I’ve been a member of GLIAS for much of that time, first coming across it in 1977 when I visited Kew Bridge Engines, ostensibly for the benefit of my one-year-old son, and picking up a leaflet about it there. I’m not sure whether I joined it then, or after a second visit, when we took a party of slightly older boys on an outing for one of his birthdays.

Later that same son wrote a web site for me 20 years ago as a birthday present, London’s Industrial Heritage, a rather more professional site than my own various offerings, on which the black and white pictures here can be found, along with a couple of hundred others, dating from 1973-1986. Its a nice design which creates the site from templates, a database file and of course the images using a batch file which runs a Perl script, but in some respects it is now a little dated. Back then, 550 pixels seemed a sensible size for web images.

Although I have an interest in industrial archaelogy, I lack to engineering knowledge to be a true GLIAS member, and my one real attempt at site recording as a part of the organisation was frustrating. But then I’m not always very impressed by the standards of photography in many of their communications. ‘Record photography’ is sometimes used as a perjorative term, but the best record phography has a power and resonance that is undeniable, for example some of the work of Walker Evans.

St Saviour’s Creek, 2014. We walked around its landward end this week

Our walk the other night was a reprise of one made earlier by two leading GLIAS member back in the 1970s and published in a GLIAS walk leaflet. One is now longer with us, but Professor David Perrett, now Chairman and Vice-President was there to lead us. These published walks, sent free to members also sold well for a few pence at a number of tourist sites in the area. They prompted me to produce a similar leaflet, partly as an example for a desk-top publishing course I was then teaching, on West Bermondsey
in 1992, in part based on a walk led by Tim Smith for the GLIAS Recording Group :
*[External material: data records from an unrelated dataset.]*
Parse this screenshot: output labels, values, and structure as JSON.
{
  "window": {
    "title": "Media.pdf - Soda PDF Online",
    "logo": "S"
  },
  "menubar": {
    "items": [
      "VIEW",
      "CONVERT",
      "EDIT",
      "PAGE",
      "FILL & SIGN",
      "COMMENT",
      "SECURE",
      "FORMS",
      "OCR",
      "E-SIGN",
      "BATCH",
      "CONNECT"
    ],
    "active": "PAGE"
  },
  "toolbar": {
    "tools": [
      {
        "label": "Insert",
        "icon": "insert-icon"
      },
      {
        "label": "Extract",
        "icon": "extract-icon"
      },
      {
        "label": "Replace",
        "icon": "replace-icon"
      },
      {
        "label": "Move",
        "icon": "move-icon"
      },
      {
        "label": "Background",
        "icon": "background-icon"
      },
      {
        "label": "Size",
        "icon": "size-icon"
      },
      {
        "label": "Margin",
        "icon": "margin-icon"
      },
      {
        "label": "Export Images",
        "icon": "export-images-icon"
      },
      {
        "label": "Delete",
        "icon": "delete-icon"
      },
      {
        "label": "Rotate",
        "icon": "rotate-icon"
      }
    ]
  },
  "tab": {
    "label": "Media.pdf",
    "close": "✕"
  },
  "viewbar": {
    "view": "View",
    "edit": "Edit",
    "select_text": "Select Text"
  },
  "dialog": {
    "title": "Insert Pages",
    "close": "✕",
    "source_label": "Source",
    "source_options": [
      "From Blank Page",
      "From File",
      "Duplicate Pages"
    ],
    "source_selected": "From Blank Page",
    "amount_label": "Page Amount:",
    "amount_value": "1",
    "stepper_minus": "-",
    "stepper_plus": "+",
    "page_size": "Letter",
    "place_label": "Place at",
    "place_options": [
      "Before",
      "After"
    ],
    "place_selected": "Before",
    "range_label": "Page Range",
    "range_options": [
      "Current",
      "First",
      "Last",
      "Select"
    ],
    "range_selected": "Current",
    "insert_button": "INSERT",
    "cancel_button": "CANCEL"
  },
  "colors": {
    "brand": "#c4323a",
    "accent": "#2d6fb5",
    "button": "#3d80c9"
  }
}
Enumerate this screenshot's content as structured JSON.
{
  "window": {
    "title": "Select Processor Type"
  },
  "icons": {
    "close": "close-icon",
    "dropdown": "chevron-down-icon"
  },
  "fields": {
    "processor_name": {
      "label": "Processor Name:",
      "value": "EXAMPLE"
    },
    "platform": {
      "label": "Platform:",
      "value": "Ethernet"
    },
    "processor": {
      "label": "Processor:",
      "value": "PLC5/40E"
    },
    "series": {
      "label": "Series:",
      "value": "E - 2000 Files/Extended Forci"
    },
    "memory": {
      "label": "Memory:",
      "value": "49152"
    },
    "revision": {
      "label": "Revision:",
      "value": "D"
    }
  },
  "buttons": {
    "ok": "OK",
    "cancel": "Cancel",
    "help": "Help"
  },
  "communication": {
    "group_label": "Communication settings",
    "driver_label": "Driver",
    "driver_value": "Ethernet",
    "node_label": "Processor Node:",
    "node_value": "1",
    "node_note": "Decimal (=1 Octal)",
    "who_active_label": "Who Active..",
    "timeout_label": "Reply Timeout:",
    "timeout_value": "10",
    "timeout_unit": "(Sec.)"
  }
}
“a downloadable illustrated leaflet for a walk that concentrates on the industrial archaeology of the former leather area of Bermondsey in South East London. I wrote this in 1992 largely to show how simple, cheap and easy it was to produce such things with Pagemaker and a laser printer. I sold around five hundred copies over the next five years, gave some to the church in Bermondsey St to sell, and gave away many more, before deciding to put it on the web rather than bother to print any more. Although the area has changed considerably, it it still an interesting walk to follow. “

The area has changed even more since I wrote this, but you can still download and follow the walk and find much of what was there in 1992.

West Bermondsey walk leaflet (PDF)


There are no adverts on this site and it receives no sponsorship, and I like to keep it that way. But it does take a considerable amount of my time and thought, and if you enjoy reading it, please share on social media.
And small donations – perhaps the cost of a beer – would be appreciated.


My London Diary : London Photos : Hull : River Lea/Lee Valley : London’s Industrial Heritage

All photographs on this and my other sites, unless otherwise stated, are taken by and copyright of Peter Marshall, and are available for reproduction or can be bought as prints.

To order prints or reproduce images